As our growing season winds down and we prepare for harvest, the challenges of the COVID pandemic persist throughout our region and across the United States. At this time we have no vaccine, and we wait to learn whether those who have been exposed are immune from further infection.
Our best public-health response remains time-tested no-technology approaches to prevent the spread of the virus.
- Maintain distance.
- Stay at home when sick – particularly with symptoms associated with COVID.
- Wash hands.
- Frequently disinfect commonly touched surfaces like door knobs, light switches and shared tabletops.
- Wear a face covering when in public to prevent giving and receiving the COVID virus.
Investigators throughout the Great Plains Center for Agricultural Health and the University of Iowa-College of Public Health continue to collaborate with researchers and businesses throughout the state and country to understand the transmission of COVID. They are working to develop tools to prevent its spread in light of global limited access to respiratory protection. Cloth face coverings are inconsistent in their ability to protect wearers from inhaling the virus when near an infected person, but their use has shown to reduce community spread when combined with distancing and hand-washing. Reducing community spread is critical to not only protect those in our communities who are most vulnerable to COVID, but also to ensure the safe reopening of businesses and to allow schools to return to a semblance of normalcy.
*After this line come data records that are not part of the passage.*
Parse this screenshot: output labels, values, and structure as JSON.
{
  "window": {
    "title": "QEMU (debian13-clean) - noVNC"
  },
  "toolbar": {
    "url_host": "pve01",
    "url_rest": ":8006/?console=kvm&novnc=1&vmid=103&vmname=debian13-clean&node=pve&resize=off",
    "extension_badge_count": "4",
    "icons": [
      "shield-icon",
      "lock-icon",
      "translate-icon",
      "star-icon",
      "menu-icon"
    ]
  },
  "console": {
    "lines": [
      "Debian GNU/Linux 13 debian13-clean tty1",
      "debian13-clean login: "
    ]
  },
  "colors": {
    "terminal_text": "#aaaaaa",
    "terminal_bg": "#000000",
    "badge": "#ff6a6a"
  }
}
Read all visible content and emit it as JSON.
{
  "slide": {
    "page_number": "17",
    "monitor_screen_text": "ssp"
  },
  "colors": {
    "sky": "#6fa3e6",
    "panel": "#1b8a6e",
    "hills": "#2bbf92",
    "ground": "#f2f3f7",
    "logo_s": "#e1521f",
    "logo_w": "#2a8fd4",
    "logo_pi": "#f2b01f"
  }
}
The Great Plains team has partnered with other national agricultural, forestry and fishing health and safety centers to recommend best practices for preventing the spread of COVID to farm workers and employers, and guiding the Centers for Disease Control and Prevention to develop prevention guidance relevant to agricultural environments. Those guidelines, vetted and approved by numerous agencies including the U.S. Department of Agriculture and Occupational Health and Safety Administration, were finalized June 11. The CDC ensured their technical rigor, which makes them a bit dense to read and understand. Throughout the summer centers have developed graphics, videos, FAQs and other resources to help farmers and farmworkers understand and apply the recommendations on the farm.
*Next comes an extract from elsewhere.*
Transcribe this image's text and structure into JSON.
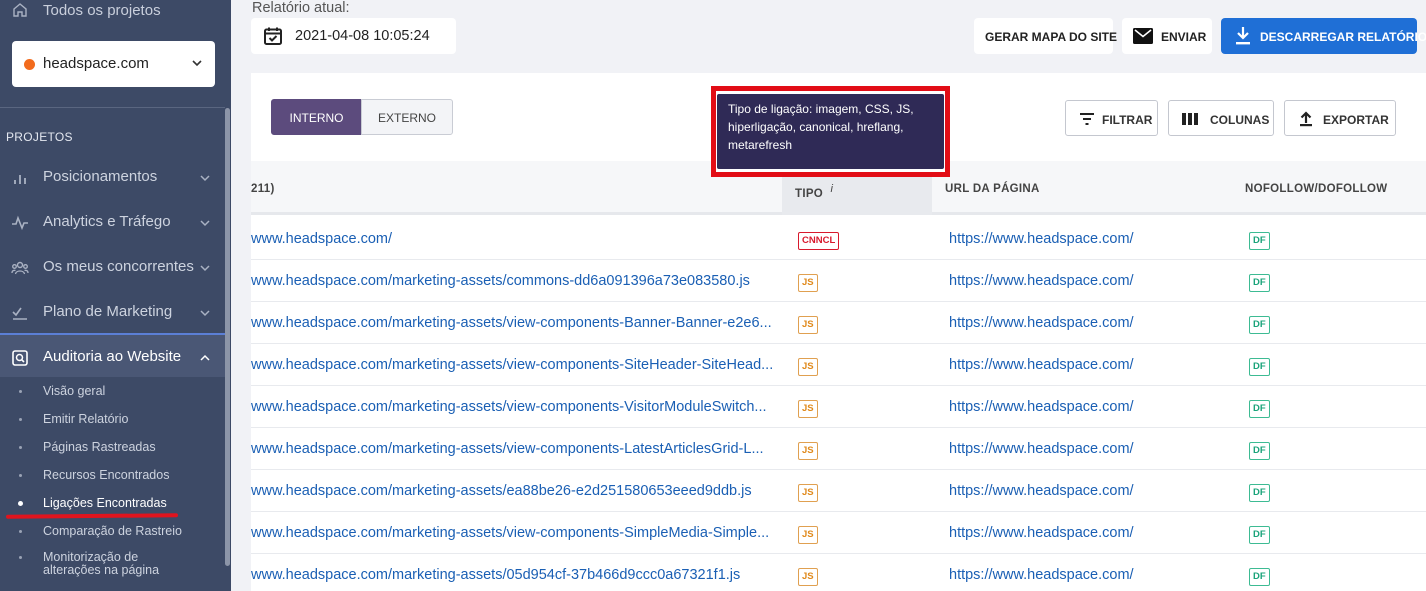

Our center focused on developing tools to help explain how to select, use and maintain cloth face coverings, providing both written and video information. Those have been generic enough to be used to explain concepts to schools, public agencies and private citizens during the past month. We have compiled these and other resources on our website to answer common questions from across our region. At the same time our center is still working on projects to address persistent hazards on the farm – reducing hazards on rural roadways, improving the air quality in livestock production to protect both workers and animals, and to understand and reduce traumatic injuries on the farm. We also have experts reaching out to identify methods to improve the mental health of our rural farmers and their families, and provide ongoing health and safety educational resources around the region to minimize health hazards. While COVID has required urgent responses, we are still working on ways to protect the total health of our region’s farm workers and families. For questions on COVID, or other health and safety concerns on the farm, email firstname.lastname@example.org for more information. Visit gpcah.org for more information.
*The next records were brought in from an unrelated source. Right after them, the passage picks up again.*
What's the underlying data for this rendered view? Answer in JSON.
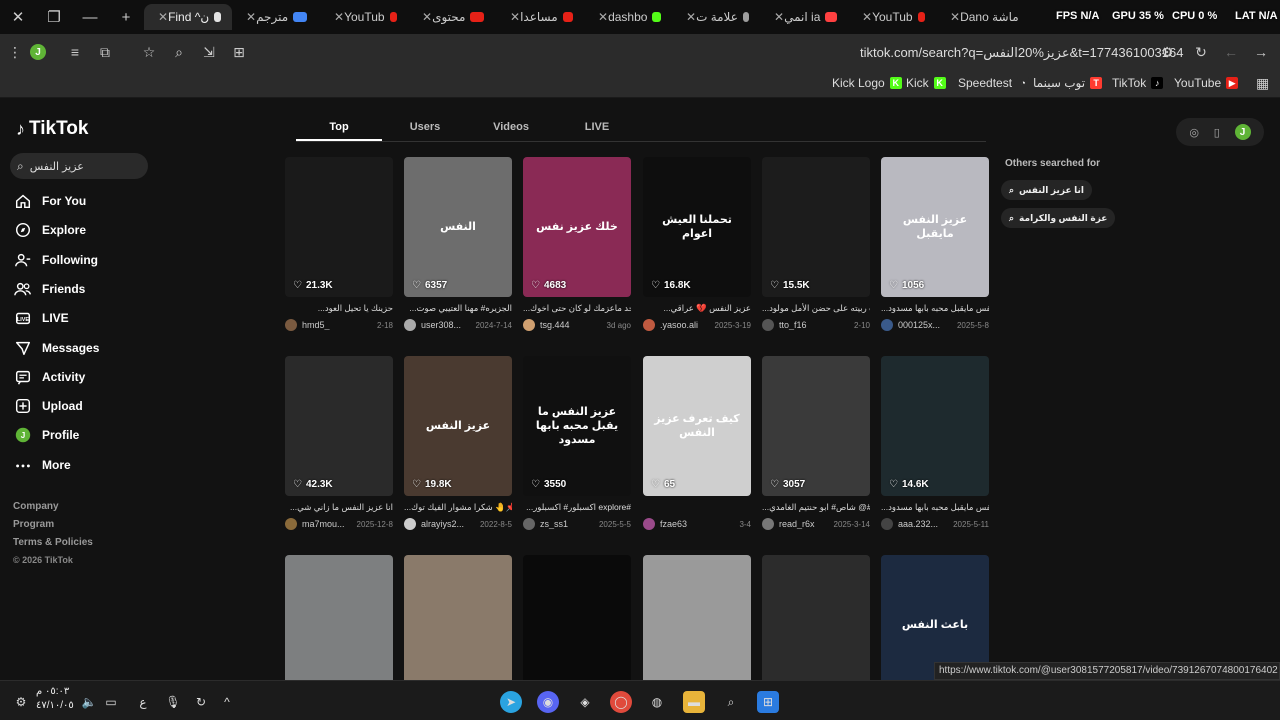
{
  "browser": {
    "tabs": [
      {
        "label": "Find ^ن",
        "color": "#e4e4e4",
        "active": true
      },
      {
        "label": "مترجم",
        "color": "#4285f4"
      },
      {
        "label": "YouTub",
        "color": "#e62117"
      },
      {
        "label": "محتوى",
        "color": "#e62117"
      },
      {
        "label": "مساعدا",
        "color": "#e62117"
      },
      {
        "label": "dashbo",
        "color": "#53fc18"
      },
      {
        "label": "علامة ت",
        "color": "#9e9e9e"
      },
      {
        "label": "انمي ia",
        "color": "#ff4040"
      },
      {
        "label": "YouTub",
        "color": "#e62117"
      },
      {
        "label": "Dano ماشة",
        "color": "#e62117"
      }
    ],
    "overlay": {
      "fps": "FPS N/A",
      "gpu": "GPU 35 %",
      "cpu": "CPU 0 %",
      "lat": "LAT N/A"
    },
    "url": "tiktok.com/search?q=عزيز%20النفس&t=1774361003164",
    "avatar_letter": "J",
    "bookmarks": [
      {
        "label": "Kick Logo",
        "icon": "K",
        "color": "#53fc18"
      },
      {
        "label": "Kick",
        "icon": "K",
        "color": "#53fc18"
      },
      {
        "label": "Speedtest",
        "icon": "◔",
        "color": "#2b2b2b"
      },
      {
        "label": "توب سينما",
        "icon": "T",
        "color": "#ff3b30"
      },
      {
        "label": "TikTok",
        "icon": "♪",
        "color": "#000000"
      },
      {
        "label": "YouTube",
        "icon": "▶",
        "color": "#e62117"
      }
    ]
  },
  "sidebar": {
    "logo": "TikTok",
    "search_query": "عزيز النفس",
    "items": [
      {
        "label": "For You",
        "icon": "home-icon"
      },
      {
        "label": "Explore",
        "icon": "compass-icon"
      },
      {
        "label": "Following",
        "icon": "following-icon"
      },
      {
        "label": "Friends",
        "icon": "friends-icon"
      },
      {
        "label": "LIVE",
        "icon": "live-icon"
      },
      {
        "label": "Messages",
        "icon": "messages-icon"
      },
      {
        "label": "Activity",
        "icon": "activity-icon"
      },
      {
        "label": "Upload",
        "icon": "upload-icon"
      },
      {
        "label": "Profile",
        "icon": "profile-icon"
      },
      {
        "label": "More",
        "icon": "more-icon"
      }
    ],
    "footer": [
      "Company",
      "Program",
      "Terms & Policies",
      "© 2026 TikTok"
    ]
  },
  "search_tabs": [
    "Top",
    "Users",
    "Videos",
    "LIVE"
  ],
  "right_panel": {
    "title": "Others searched for",
    "suggestions": [
      "انا عزيز النفس",
      "عزة النفس والكرامة"
    ]
  },
  "videos": [
    {
      "likes": "21.3K",
      "caption": "...حزينك يا تحيل العود",
      "user": "hmd5_",
      "date": "2-18",
      "thumb_text": "",
      "bg": "#1a1a1a",
      "av": "#7a5a40"
    },
    {
      "likes": "6357",
      "caption": "...الجزيره# مهنا العتيبي صوت",
      "user": "user308...",
      "date": "2024-7-14",
      "thumb_text": "النفس",
      "bg": "#6d6d6d",
      "av": "#aaaaaa"
    },
    {
      "likes": "4683",
      "caption": "...واحد ماعزمك لو كان حتى اخوك",
      "user": "tsg.444",
      "date": "3d ago",
      "thumb_text": "خلك عزيز نفس",
      "bg": "#8a2a55",
      "av": "#d0a070"
    },
    {
      "likes": "16.8K",
      "caption": "...عزيز النفس 💔 عراقي",
      "user": ".yasoo.ali",
      "date": "2025-3-19",
      "thumb_text": "تحملنا العيش اعوام",
      "bg": "#0e0e0e",
      "av": "#c05a40"
    },
    {
      "likes": "15.5K",
      "caption": "...ب ربيته على حضن الأمل مولود",
      "user": "tto_f16",
      "date": "2-10",
      "thumb_text": "",
      "bg": "#1c1c1c",
      "av": "#555555"
    },
    {
      "likes": "1056",
      "caption": "...يز النفس مايقبل محبه بابها مسدود",
      "user": "000125x...",
      "date": "2025-5-8",
      "thumb_text": "عزيز النفس مايقبل",
      "bg": "#b9b9c0",
      "av": "#3a5a8a"
    },
    {
      "likes": "42.3K",
      "caption": "...انا عزيز النفس ما زاني شي",
      "user": "ma7mou...",
      "date": "2025-12-8",
      "thumb_text": "",
      "bg": "#2a2a2a",
      "av": "#8a6a3a"
    },
    {
      "likes": "19.8K",
      "caption": "...شكرا مشوار الفيك توك 🤚📌",
      "user": "alrayiys2...",
      "date": "2022-8-5",
      "thumb_text": "عزيز النفس",
      "bg": "#4a3a30",
      "av": "#cccccc"
    },
    {
      "likes": "3550",
      "caption": "...اكسبلور# اكسبلور explore#",
      "user": "zs_ss1",
      "date": "2025-5-5",
      "thumb_text": "عزيز النفس ما يقبل محبه بابها مسدود",
      "bg": "#101010",
      "av": "#666666"
    },
    {
      "likes": "65",
      "caption": "",
      "user": "fzae63",
      "date": "3-4",
      "thumb_text": "كيف تعرف عزيز النفس",
      "bg": "#cfcfcf",
      "av": "#9a4a8a"
    },
    {
      "likes": "3057",
      "caption": "...شاص# ابو حنتيم الغامدي @#",
      "user": "read_r6x",
      "date": "2025-3-14",
      "thumb_text": "",
      "bg": "#3a3a3a",
      "av": "#777777"
    },
    {
      "likes": "14.6K",
      "caption": "...يز النفس مايقبل محبه بابها مسدود",
      "user": "aaa.232...",
      "date": "2025-5-11",
      "thumb_text": "",
      "bg": "#1e2a2e",
      "av": "#444444"
    },
    {
      "likes": "",
      "caption": "",
      "user": "",
      "date": "",
      "thumb_text": "",
      "bg": "#7d7f80",
      "av": "#000000"
    },
    {
      "likes": "",
      "caption": "",
      "user": "",
      "date": "",
      "thumb_text": "",
      "bg": "#8a7a6a",
      "av": "#000000"
    },
    {
      "likes": "",
      "caption": "",
      "user": "",
      "date": "",
      "thumb_text": "",
      "bg": "#0a0a0a",
      "av": "#000000"
    },
    {
      "likes": "",
      "caption": "",
      "user": "",
      "date": "",
      "thumb_text": "",
      "bg": "#9a9a9a",
      "av": "#000000"
    },
    {
      "likes": "",
      "caption": "",
      "user": "",
      "date": "",
      "thumb_text": "",
      "bg": "#2c2c2c",
      "av": "#000000"
    },
    {
      "likes": "",
      "caption": "",
      "user": "",
      "date": "",
      "thumb_text": "باعث النفس",
      "bg": "#1c2a40",
      "av": "#000000"
    }
  ],
  "status_url": "https://www.tiktok.com/@user3081577205817/video/7391267074800176402",
  "taskbar": {
    "time": "٠٥:٠٣ م",
    "date": "٤٧/١٠/٠٥",
    "lang": "ع"
  }
}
Renée Anthony directs the Great Plains Center for Agricultural Health, housed in the University of Iowa-Department of Occupational and Environmental Health of the College of Public Health. Contact 319-335-4429 or email@example.com to reach her.